American Life in Poetry: URN

Kwame Dawes. Courtesy photo.

Dorianne Laux is one of our treasured poets. Her elegant poems grow out of the familiar.

“Urn” is beautifully inventive in the way she connects the moment of uneasy childlike delight in the inexplicable “magic” of a light switch (“I didn’t know/ where the light went”), with her struggle to face mortality.

Laux’s new collection of poems, from which this lovely elegy comes, “Only as the Day Is Long: New and Selected Poems,” appeared in 2020.

By Dorianne Laux

I feel her swaying
under the earth, deep
in a basket of tree roots,
their frayed silk
keeping her calm,
a carpet of grass singing
Nearer my god to thee,
oak branches groaning in wind
coming up from the sea.

We take on trust the dead
are buried and gone,
the light doused for eternity,
the nevermore of their particulars
ground up, dispersed.
As a child I didn’t know
where the light went
when she flipped the switch,
though I once touched
the dark bulb that burned
my fingertips, studied the coiled
element trapped inside
seething with afterglow.

American Life in Poetry does not accept unsolicited manuscripts. It is made possible by The Poetry Foundation, publisher of Poetry magazine. It is also supported by the Department of English at the University of Nebraska-Lincoln. Poem copyright ©2020 by Dorianne Laux, “Urn” from Only as the Day Is Long: New and Selected Poems (W.W. Norton & Company, 2020.) Poem reprinted by permission of the author and the publisher. Introduction copyright ©2021 by The Poetry Foundation.
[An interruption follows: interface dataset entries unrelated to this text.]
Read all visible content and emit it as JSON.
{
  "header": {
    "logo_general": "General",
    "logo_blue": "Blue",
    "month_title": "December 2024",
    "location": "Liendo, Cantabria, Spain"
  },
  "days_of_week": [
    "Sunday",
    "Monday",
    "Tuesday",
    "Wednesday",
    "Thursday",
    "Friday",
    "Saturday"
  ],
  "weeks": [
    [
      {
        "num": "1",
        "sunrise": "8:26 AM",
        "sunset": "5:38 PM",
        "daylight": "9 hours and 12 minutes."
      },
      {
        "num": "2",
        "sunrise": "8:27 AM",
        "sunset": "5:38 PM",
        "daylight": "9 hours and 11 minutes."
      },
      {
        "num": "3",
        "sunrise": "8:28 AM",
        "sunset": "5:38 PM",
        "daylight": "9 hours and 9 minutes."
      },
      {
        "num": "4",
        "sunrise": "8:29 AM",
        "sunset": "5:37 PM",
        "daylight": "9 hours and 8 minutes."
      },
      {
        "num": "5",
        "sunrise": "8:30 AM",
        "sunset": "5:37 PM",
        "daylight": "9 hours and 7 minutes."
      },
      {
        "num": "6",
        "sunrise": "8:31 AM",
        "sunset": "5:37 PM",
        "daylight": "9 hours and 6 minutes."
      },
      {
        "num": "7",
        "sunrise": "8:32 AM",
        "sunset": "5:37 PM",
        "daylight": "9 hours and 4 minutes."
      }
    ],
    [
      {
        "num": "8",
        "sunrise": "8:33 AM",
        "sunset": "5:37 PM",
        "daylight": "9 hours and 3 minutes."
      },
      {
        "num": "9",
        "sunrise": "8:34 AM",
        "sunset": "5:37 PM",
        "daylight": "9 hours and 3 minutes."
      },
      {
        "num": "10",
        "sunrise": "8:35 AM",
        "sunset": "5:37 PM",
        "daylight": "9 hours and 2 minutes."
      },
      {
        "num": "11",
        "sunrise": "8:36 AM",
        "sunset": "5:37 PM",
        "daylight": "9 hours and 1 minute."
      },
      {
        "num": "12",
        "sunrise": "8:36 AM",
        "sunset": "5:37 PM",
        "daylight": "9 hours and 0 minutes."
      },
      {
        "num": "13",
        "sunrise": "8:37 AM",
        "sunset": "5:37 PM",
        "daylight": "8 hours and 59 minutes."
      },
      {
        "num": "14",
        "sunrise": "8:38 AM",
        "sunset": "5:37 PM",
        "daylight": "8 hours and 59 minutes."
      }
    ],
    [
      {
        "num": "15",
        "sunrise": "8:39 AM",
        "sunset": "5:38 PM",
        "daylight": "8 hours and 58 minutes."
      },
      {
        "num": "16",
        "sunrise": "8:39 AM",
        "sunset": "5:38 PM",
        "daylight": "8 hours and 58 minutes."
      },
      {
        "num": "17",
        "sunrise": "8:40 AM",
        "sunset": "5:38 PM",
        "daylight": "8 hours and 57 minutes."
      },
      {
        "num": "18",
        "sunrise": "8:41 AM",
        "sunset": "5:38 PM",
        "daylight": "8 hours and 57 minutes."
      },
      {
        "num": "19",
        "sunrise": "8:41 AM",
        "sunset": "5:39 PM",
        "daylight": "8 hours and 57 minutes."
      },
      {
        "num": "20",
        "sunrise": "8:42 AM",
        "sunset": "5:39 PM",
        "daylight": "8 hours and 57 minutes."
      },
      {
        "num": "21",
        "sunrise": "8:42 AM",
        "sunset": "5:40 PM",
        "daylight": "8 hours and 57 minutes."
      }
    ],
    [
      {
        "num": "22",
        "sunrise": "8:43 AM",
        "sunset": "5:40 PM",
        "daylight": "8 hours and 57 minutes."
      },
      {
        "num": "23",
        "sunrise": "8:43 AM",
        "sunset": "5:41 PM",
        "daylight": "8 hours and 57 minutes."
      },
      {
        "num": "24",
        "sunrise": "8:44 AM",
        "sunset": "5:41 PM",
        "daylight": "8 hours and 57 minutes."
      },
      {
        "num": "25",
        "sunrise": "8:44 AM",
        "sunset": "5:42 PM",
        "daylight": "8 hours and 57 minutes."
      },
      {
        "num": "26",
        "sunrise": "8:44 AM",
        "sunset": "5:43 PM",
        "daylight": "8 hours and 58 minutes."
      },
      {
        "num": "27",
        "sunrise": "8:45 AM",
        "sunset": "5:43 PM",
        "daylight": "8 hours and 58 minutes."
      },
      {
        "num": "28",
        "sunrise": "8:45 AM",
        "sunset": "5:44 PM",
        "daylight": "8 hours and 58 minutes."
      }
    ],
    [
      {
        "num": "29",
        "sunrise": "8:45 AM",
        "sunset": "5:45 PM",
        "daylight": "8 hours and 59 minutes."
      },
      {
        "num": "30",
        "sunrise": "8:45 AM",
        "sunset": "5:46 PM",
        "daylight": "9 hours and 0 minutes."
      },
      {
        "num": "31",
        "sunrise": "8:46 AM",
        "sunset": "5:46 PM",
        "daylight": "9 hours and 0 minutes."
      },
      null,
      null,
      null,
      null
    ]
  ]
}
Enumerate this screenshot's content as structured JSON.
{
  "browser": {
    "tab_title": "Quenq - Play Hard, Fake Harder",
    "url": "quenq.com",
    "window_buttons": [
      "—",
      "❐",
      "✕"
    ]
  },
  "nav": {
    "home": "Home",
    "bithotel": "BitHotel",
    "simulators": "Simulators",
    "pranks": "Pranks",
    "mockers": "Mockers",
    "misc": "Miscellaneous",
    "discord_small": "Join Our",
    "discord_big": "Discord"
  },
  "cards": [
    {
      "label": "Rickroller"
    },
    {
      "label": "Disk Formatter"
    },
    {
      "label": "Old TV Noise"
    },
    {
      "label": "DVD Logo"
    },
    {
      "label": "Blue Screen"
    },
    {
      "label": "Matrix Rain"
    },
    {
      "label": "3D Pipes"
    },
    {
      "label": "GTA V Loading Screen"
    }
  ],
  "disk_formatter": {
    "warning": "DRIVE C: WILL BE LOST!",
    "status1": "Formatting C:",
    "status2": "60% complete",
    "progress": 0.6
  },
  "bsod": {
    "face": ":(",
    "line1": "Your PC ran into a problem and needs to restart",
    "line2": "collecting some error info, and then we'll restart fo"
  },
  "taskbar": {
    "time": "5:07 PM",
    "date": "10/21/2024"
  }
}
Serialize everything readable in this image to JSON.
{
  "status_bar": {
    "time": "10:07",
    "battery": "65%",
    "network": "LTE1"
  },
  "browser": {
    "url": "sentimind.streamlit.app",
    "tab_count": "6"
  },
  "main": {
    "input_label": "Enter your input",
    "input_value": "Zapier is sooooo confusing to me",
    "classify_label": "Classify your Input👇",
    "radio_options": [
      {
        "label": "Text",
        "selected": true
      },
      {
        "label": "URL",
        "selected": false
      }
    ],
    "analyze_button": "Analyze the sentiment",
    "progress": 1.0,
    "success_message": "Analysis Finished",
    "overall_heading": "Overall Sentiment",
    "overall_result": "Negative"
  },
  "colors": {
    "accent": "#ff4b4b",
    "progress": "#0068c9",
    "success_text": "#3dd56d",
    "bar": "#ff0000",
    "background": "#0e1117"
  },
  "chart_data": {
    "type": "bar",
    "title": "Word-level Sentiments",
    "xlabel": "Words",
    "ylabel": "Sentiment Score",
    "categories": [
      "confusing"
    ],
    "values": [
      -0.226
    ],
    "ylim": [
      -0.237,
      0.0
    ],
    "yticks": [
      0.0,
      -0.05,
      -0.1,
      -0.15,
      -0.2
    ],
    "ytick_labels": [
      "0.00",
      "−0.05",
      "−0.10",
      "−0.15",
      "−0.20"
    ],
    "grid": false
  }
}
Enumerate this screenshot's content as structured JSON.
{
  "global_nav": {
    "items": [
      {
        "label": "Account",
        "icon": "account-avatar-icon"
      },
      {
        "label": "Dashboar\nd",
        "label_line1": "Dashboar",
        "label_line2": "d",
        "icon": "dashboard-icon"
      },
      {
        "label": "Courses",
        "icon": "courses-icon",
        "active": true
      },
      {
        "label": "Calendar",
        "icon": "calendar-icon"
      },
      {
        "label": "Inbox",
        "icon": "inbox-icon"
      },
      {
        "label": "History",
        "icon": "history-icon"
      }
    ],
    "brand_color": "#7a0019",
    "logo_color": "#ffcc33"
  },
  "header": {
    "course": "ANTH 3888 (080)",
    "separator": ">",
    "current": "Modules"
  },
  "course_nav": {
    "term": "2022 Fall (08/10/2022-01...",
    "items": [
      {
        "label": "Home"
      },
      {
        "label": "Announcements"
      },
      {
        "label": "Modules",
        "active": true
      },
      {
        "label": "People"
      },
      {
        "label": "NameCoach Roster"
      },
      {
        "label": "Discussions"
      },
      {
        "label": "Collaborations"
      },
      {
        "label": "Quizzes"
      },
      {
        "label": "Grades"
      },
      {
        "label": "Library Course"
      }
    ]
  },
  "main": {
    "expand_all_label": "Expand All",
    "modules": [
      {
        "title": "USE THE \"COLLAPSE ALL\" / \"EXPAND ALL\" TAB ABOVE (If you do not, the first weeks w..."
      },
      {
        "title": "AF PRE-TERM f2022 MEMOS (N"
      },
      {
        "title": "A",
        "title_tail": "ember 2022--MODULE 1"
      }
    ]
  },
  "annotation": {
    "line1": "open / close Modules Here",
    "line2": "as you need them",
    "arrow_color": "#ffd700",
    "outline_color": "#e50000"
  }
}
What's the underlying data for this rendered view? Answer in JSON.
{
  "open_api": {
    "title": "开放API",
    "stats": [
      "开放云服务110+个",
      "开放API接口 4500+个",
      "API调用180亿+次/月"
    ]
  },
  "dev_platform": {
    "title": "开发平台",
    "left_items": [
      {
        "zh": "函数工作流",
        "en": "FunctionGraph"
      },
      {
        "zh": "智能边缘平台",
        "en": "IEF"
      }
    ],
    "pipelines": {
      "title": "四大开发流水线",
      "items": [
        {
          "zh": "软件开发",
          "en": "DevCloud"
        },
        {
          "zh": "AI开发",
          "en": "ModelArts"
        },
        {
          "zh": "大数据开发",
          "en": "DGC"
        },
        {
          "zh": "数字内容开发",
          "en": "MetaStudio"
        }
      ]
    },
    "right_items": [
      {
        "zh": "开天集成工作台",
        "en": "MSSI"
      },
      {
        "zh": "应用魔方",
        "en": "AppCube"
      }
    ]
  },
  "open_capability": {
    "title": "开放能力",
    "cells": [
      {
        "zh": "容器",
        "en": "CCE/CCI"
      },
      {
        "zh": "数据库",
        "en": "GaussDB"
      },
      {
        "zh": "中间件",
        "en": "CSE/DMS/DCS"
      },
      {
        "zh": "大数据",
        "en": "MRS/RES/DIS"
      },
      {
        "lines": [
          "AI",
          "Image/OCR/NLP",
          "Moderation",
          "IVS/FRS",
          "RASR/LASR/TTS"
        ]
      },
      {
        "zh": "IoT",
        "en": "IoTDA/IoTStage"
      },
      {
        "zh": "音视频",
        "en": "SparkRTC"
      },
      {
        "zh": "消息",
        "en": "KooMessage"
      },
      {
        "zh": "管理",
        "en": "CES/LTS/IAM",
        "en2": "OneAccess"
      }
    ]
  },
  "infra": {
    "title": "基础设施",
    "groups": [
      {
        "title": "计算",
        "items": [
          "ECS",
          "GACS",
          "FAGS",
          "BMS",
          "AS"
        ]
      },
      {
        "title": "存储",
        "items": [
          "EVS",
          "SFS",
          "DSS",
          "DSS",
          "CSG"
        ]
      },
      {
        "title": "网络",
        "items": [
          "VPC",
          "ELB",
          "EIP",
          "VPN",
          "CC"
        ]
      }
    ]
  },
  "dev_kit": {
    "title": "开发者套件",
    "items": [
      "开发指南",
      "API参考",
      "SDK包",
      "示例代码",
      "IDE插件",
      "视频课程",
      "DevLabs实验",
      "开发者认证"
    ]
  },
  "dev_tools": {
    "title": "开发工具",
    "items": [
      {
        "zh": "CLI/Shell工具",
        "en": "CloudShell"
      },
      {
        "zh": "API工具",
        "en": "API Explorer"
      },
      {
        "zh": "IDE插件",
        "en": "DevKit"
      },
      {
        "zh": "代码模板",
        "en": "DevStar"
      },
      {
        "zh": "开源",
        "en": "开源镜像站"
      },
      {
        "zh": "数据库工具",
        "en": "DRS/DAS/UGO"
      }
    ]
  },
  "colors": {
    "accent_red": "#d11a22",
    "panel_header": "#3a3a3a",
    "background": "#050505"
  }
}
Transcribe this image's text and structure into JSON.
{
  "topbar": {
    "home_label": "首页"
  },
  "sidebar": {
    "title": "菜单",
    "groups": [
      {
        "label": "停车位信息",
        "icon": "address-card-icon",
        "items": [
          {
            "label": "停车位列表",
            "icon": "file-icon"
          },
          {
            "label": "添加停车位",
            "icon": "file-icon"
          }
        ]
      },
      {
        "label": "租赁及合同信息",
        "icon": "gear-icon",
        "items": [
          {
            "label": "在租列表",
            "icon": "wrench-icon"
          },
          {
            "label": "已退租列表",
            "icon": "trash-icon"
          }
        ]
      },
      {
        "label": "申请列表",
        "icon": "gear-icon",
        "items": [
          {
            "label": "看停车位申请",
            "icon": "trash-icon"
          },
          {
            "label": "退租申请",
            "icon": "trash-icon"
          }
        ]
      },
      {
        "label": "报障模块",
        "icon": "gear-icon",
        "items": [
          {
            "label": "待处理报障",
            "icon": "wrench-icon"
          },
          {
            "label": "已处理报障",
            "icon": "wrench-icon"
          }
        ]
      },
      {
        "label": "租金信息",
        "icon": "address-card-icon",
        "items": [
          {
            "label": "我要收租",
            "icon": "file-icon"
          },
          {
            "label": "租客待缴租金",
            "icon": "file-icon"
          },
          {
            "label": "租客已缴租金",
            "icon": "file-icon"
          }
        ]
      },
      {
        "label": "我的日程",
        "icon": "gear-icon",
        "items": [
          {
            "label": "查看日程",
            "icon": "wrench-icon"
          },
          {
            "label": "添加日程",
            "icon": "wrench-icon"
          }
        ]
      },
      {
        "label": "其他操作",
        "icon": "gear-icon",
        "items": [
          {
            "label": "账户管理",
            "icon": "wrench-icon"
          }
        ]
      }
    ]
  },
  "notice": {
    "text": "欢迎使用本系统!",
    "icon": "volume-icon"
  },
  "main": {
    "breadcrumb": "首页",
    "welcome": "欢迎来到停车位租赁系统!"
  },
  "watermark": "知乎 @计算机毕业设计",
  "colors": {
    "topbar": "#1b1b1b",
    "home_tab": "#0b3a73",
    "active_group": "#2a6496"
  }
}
The introduction’s author, Kwame Dawes, is George W. Holmes Professor of English and Glenna Luschei Editor of Prairie Schooner at the University of Nebraska.